**Work instruction:**
Could you copy every record below exactly, leaving out the pictures?

**Data extracts:**
[Start of section]

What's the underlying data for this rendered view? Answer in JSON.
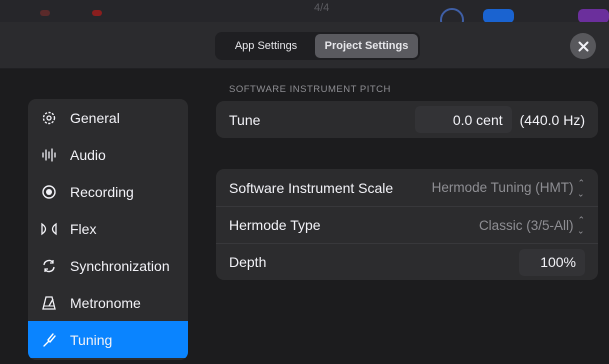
{
  "host": {
    "time_signature": "4/4"
  },
  "header": {
    "tabs": [
      {
        "label": "App Settings",
        "selected": false
      },
      {
        "label": "Project Settings",
        "selected": true
      }
    ],
    "close_icon": "close-icon"
  },
  "sidebar": {
    "items": [
      {
        "label": "General",
        "icon": "gear-icon",
        "selected": false
      },
      {
        "label": "Audio",
        "icon": "waveform-icon",
        "selected": false
      },
      {
        "label": "Recording",
        "icon": "record-icon",
        "selected": false
      },
      {
        "label": "Flex",
        "icon": "flex-icon",
        "selected": false
      },
      {
        "label": "Synchronization",
        "icon": "sync-icon",
        "selected": false
      },
      {
        "label": "Metronome",
        "icon": "metronome-icon",
        "selected": false
      },
      {
        "label": "Tuning",
        "icon": "tuning-fork-icon",
        "selected": true
      }
    ]
  },
  "main": {
    "section_title": "SOFTWARE INSTRUMENT PITCH",
    "tune": {
      "label": "Tune",
      "value": "0.0 cent",
      "hz": "(440.0 Hz)"
    },
    "scale": {
      "label": "Software Instrument Scale",
      "value": "Hermode Tuning (HMT)"
    },
    "hermode_type": {
      "label": "Hermode Type",
      "value": "Classic (3/5-All)"
    },
    "depth": {
      "label": "Depth",
      "value": "100%"
    }
  },
  "colors": {
    "accent": "#0a84ff",
    "background": "#1c1c1e",
    "panel": "#2c2c2e"
  }
}
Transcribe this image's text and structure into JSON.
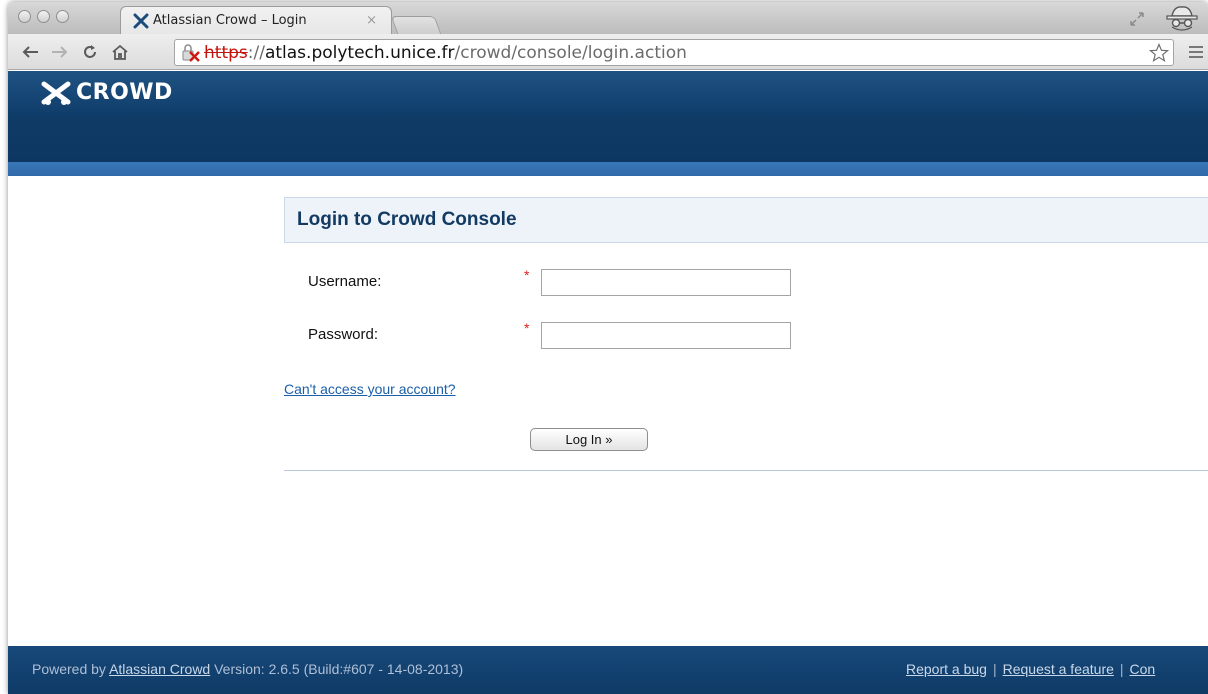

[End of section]

**Solution:**
What's the underlying data for this rendered view? Answer in JSON.
{
  "host": {
    "time_signature": "4/4"
  },
  "header": {
    "tabs": [
      {
        "label": "App Settings",
        "selected": false
      },
      {
        "label": "Project Settings",
        "selected": true
      }
    ],
    "close_icon": "close-icon"
  },
  "sidebar": {
    "items": [
      {
        "label": "General",
        "icon": "gear-icon",
        "selected": false
      },
      {
        "label": "Audio",
        "icon": "waveform-icon",
        "selected": false
      },
      {
        "label": "Recording",
        "icon": "record-icon",
        "selected": false
      },
      {
        "label": "Flex",
        "icon": "flex-icon",
        "selected": false
      },
      {
        "label": "Synchronization",
        "icon": "sync-icon",
        "selected": false
      },
      {
        "label": "Metronome",
        "icon": "metronome-icon",
        "selected": false
      },
      {
        "label": "Tuning",
        "icon": "tuning-fork-icon",
        "selected": true
      }
    ]
  },
  "main": {
    "section_title": "SOFTWARE INSTRUMENT PITCH",
    "tune": {
      "label": "Tune",
      "value": "0.0 cent",
      "hz": "(440.0 Hz)"
    },
    "scale": {
      "label": "Software Instrument Scale",
      "value": "Hermode Tuning (HMT)"
    },
    "hermode_type": {
      "label": "Hermode Type",
      "value": "Classic (3/5-All)"
    },
    "depth": {
      "label": "Depth",
      "value": "100%"
    }
  },
  "colors": {
    "accent": "#0a84ff",
    "background": "#1c1c1e",
    "panel": "#2c2c2e"
  }
}
Transcribe this image's text and structure into JSON.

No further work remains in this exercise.